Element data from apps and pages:
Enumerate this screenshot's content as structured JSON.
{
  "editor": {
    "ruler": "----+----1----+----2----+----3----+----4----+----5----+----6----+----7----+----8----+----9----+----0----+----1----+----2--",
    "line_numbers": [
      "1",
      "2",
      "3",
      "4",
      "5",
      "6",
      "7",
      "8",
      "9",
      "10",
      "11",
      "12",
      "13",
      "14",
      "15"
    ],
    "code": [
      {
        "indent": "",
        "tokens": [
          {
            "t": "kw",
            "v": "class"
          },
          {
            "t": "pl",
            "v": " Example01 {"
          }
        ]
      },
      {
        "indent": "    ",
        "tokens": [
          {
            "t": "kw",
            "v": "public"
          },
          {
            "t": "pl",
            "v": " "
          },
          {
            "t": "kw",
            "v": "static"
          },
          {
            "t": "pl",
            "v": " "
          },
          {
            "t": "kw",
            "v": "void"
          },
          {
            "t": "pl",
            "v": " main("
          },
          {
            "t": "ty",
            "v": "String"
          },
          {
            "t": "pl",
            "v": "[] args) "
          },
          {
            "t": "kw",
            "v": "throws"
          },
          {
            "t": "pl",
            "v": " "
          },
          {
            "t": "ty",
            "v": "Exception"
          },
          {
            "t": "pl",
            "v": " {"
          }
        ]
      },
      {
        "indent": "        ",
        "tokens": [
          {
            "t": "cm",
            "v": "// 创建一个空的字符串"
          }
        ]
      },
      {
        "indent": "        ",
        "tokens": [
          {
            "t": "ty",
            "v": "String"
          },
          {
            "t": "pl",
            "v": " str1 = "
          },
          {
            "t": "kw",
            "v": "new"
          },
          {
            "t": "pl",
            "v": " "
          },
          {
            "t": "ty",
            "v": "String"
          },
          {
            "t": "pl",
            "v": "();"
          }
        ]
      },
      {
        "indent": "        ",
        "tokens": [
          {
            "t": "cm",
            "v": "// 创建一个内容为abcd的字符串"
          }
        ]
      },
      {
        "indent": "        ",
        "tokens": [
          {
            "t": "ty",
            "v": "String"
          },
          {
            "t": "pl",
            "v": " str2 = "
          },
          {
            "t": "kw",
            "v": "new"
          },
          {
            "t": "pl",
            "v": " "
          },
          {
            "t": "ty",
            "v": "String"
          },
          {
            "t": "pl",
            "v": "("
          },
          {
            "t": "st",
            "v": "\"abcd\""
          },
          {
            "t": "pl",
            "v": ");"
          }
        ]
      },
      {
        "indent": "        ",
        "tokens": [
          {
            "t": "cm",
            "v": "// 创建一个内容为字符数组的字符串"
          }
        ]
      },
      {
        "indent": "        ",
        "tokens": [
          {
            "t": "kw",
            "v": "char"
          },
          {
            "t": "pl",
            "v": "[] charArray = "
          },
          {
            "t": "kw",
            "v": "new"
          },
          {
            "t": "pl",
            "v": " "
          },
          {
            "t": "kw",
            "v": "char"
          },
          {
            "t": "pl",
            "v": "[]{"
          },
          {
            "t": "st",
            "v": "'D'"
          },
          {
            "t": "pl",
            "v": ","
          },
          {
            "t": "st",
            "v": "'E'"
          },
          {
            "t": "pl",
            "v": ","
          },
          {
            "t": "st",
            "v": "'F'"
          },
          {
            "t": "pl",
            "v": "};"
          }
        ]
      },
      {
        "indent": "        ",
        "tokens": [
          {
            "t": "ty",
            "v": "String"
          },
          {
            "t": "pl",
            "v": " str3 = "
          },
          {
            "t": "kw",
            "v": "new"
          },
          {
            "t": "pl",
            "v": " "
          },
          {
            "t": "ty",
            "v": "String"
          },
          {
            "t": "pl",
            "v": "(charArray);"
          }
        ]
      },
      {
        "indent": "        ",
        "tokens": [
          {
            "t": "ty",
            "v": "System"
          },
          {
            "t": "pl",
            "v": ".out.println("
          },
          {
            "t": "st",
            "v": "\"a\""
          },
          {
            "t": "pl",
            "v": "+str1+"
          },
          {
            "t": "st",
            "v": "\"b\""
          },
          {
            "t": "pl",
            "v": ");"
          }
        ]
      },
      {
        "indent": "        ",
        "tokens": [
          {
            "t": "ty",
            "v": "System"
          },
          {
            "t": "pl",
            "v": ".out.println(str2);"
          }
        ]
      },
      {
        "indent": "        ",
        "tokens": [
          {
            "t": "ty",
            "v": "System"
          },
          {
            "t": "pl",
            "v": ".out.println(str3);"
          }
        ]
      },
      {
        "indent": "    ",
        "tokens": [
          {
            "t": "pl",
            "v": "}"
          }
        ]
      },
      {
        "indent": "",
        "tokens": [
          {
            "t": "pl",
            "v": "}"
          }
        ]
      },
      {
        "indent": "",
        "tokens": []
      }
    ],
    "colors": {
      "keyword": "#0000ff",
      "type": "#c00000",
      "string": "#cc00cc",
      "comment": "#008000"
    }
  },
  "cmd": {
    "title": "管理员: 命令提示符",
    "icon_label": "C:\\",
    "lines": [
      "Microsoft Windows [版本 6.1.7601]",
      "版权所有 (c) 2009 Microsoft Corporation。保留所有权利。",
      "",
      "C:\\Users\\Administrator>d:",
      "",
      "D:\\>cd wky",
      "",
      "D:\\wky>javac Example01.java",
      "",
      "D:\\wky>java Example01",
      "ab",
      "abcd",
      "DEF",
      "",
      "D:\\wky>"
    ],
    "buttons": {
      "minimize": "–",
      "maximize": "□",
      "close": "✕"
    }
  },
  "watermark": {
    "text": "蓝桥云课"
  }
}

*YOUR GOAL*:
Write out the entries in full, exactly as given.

*RESPONSE TO THE TASK*:
Enumerate this screenshot's content as structured JSON.
{
  "editor": {
    "ruler": "----+----1----+----2----+----3----+----4----+----5----+----6----+----7----+----8----+----9----+----0----+----1----+----2--",
    "line_numbers": [
      "1",
      "2",
      "3",
      "4",
      "5",
      "6",
      "7",
      "8",
      "9",
      "10",
      "11",
      "12",
      "13",
      "14",
      "15"
    ],
    "code": [
      {
        "indent": "",
        "tokens": [
          {
            "t": "kw",
            "v": "class"
          },
          {
            "t": "pl",
            "v": " Example01 {"
          }
        ]
      },
      {
        "indent": "    ",
        "tokens": [
          {
            "t": "kw",
            "v": "public"
          },
          {
            "t": "pl",
            "v": " "
          },
          {
            "t": "kw",
            "v": "static"
          },
          {
            "t": "pl",
            "v": " "
          },
          {
            "t": "kw",
            "v": "void"
          },
          {
            "t": "pl",
            "v": " main("
          },
          {
            "t": "ty",
            "v": "String"
          },
          {
            "t": "pl",
            "v": "[] args) "
          },
          {
            "t": "kw",
            "v": "throws"
          },
          {
            "t": "pl",
            "v": " "
          },
          {
            "t": "ty",
            "v": "Exception"
          },
          {
            "t": "pl",
            "v": " {"
          }
        ]
      },
      {
        "indent": "        ",
        "tokens": [
          {
            "t": "cm",
            "v": "// 创建一个空的字符串"
          }
        ]
      },
      {
        "indent": "        ",
        "tokens": [
          {
            "t": "ty",
            "v": "String"
          },
          {
            "t": "pl",
            "v": " str1 = "
          },
          {
            "t": "kw",
            "v": "new"
          },
          {
            "t": "pl",
            "v": " "
          },
          {
            "t": "ty",
            "v": "String"
          },
          {
            "t": "pl",
            "v": "();"
          }
        ]
      },
      {
        "indent": "        ",
        "tokens": [
          {
            "t": "cm",
            "v": "// 创建一个内容为abcd的字符串"
          }
        ]
      },
      {
        "indent": "        ",
        "tokens": [
          {
            "t": "ty",
            "v": "String"
          },
          {
            "t": "pl",
            "v": " str2 = "
          },
          {
            "t": "kw",
            "v": "new"
          },
          {
            "t": "pl",
            "v": " "
          },
          {
            "t": "ty",
            "v": "String"
          },
          {
            "t": "pl",
            "v": "("
          },
          {
            "t": "st",
            "v": "\"abcd\""
          },
          {
            "t": "pl",
            "v": ");"
          }
        ]
      },
      {
        "indent": "        ",
        "tokens": [
          {
            "t": "cm",
            "v": "// 创建一个内容为字符数组的字符串"
          }
        ]
      },
      {
        "indent": "        ",
        "tokens": [
          {
            "t": "kw",
            "v": "char"
          },
          {
            "t": "pl",
            "v": "[] charArray = "
          },
          {
            "t": "kw",
            "v": "new"
          },
          {
            "t": "pl",
            "v": " "
          },
          {
            "t": "kw",
            "v": "char"
          },
          {
            "t": "pl",
            "v": "[]{"
          },
          {
            "t": "st",
            "v": "'D'"
          },
          {
            "t": "pl",
            "v": ","
          },
          {
            "t": "st",
            "v": "'E'"
          },
          {
            "t": "pl",
            "v": ","
          },
          {
            "t": "st",
            "v": "'F'"
          },
          {
            "t": "pl",
            "v": "};"
          }
        ]
      },
      {
        "indent": "        ",
        "tokens": [
          {
            "t": "ty",
            "v": "String"
          },
          {
            "t": "pl",
            "v": " str3 = "
          },
          {
            "t": "kw",
            "v": "new"
          },
          {
            "t": "pl",
            "v": " "
          },
          {
            "t": "ty",
            "v": "String"
          },
          {
            "t": "pl",
            "v": "(charArray);"
          }
        ]
      },
      {
        "indent": "        ",
        "tokens": [
          {
            "t": "ty",
            "v": "System"
          },
          {
            "t": "pl",
            "v": ".out.println("
          },
          {
            "t": "st",
            "v": "\"a\""
          },
          {
            "t": "pl",
            "v": "+str1+"
          },
          {
            "t": "st",
            "v": "\"b\""
          },
          {
            "t": "pl",
            "v": ");"
          }
        ]
      },
      {
        "indent": "        ",
        "tokens": [
          {
            "t": "ty",
            "v": "System"
          },
          {
            "t": "pl",
            "v": ".out.println(str2);"
          }
        ]
      },
      {
        "indent": "        ",
        "tokens": [
          {
            "t": "ty",
            "v": "System"
          },
          {
            "t": "pl",
            "v": ".out.println(str3);"
          }
        ]
      },
      {
        "indent": "    ",
        "tokens": [
          {
            "t": "pl",
            "v": "}"
          }
        ]
      },
      {
        "indent": "",
        "tokens": [
          {
            "t": "pl",
            "v": "}"
          }
        ]
      },
      {
        "indent": "",
        "tokens": []
      }
    ],
    "colors": {
      "keyword": "#0000ff",
      "type": "#c00000",
      "string": "#cc00cc",
      "comment": "#008000"
    }
  },
  "cmd": {
    "title": "管理员: 命令提示符",
    "icon_label": "C:\\",
    "lines": [
      "Microsoft Windows [版本 6.1.7601]",
      "版权所有 (c) 2009 Microsoft Corporation。保留所有权利。",
      "",
      "C:\\Users\\Administrator>d:",
      "",
      "D:\\>cd wky",
      "",
      "D:\\wky>javac Example01.java",
      "",
      "D:\\wky>java Example01",
      "ab",
      "abcd",
      "DEF",
      "",
      "D:\\wky>"
    ],
    "buttons": {
      "minimize": "–",
      "maximize": "□",
      "close": "✕"
    }
  },
  "watermark": {
    "text": "蓝桥云课"
  }
}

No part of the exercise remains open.